▶ _Work request_
Only one thing is required: the number of lines in the entries below that contain "Support".

Records from a data source
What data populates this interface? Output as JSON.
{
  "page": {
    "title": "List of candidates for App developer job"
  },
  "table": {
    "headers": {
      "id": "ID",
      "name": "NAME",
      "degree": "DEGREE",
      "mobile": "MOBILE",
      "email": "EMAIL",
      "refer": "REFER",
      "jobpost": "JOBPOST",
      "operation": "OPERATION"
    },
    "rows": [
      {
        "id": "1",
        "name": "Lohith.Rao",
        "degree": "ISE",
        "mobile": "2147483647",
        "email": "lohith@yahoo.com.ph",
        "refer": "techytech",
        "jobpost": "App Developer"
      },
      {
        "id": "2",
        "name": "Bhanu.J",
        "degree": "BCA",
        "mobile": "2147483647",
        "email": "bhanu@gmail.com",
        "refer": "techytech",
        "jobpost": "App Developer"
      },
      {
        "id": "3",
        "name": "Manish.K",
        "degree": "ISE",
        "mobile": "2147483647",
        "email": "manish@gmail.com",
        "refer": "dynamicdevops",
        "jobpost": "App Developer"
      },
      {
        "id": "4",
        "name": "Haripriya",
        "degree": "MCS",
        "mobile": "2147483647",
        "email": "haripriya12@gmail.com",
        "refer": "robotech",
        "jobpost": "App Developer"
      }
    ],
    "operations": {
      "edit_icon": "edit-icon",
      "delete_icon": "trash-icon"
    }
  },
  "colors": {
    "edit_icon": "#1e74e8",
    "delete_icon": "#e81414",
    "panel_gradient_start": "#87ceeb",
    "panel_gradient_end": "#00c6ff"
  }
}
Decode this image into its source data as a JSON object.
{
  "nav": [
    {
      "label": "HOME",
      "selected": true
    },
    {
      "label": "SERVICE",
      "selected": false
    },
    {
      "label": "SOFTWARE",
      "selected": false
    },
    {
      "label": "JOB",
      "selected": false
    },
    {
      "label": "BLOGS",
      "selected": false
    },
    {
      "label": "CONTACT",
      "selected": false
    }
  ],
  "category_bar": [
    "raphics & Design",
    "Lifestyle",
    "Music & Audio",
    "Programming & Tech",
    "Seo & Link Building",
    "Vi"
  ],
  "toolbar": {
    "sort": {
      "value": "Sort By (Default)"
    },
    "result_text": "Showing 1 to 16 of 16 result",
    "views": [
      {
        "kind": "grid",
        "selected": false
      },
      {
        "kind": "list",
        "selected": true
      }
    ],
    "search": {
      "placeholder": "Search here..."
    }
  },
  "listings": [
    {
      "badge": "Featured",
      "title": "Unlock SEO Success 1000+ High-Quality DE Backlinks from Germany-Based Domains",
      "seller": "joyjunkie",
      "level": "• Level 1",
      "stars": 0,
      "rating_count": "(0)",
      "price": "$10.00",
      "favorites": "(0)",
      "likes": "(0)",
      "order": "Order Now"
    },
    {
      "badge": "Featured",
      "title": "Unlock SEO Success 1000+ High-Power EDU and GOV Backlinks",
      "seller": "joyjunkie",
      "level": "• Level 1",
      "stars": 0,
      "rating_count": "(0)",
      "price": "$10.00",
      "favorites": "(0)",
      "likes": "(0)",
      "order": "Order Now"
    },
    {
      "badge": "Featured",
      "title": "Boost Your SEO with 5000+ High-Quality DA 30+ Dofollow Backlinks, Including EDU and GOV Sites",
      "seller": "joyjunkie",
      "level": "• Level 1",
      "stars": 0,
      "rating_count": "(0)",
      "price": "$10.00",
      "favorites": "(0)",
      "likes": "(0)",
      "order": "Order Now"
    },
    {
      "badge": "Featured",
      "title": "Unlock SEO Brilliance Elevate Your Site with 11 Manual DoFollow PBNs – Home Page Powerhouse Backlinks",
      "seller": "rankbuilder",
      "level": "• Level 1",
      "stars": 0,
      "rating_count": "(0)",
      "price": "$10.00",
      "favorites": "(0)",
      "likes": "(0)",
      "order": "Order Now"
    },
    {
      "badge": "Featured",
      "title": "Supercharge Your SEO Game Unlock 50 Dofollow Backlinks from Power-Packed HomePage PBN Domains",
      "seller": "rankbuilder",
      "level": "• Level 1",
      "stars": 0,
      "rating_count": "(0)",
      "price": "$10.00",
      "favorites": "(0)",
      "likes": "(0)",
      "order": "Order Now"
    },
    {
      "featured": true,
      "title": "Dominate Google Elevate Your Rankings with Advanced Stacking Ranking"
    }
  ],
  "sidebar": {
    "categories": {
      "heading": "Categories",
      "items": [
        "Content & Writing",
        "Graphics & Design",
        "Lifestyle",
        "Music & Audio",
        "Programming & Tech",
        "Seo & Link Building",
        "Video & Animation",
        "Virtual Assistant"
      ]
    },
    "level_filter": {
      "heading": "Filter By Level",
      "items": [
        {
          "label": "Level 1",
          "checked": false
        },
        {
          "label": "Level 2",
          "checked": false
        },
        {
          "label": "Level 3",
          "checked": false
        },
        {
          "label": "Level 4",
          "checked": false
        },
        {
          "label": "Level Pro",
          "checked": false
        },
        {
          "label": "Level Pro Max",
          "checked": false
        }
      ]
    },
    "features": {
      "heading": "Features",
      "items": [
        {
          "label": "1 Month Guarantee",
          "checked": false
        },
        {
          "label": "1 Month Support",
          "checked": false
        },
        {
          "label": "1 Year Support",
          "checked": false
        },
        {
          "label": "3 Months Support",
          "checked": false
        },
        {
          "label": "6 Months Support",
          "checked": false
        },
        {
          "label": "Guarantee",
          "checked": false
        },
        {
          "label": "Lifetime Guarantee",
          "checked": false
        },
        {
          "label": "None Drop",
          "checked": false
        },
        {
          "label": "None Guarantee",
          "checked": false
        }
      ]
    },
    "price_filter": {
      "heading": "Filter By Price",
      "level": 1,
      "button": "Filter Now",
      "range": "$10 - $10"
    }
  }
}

▶ _Answer to the exercise_
4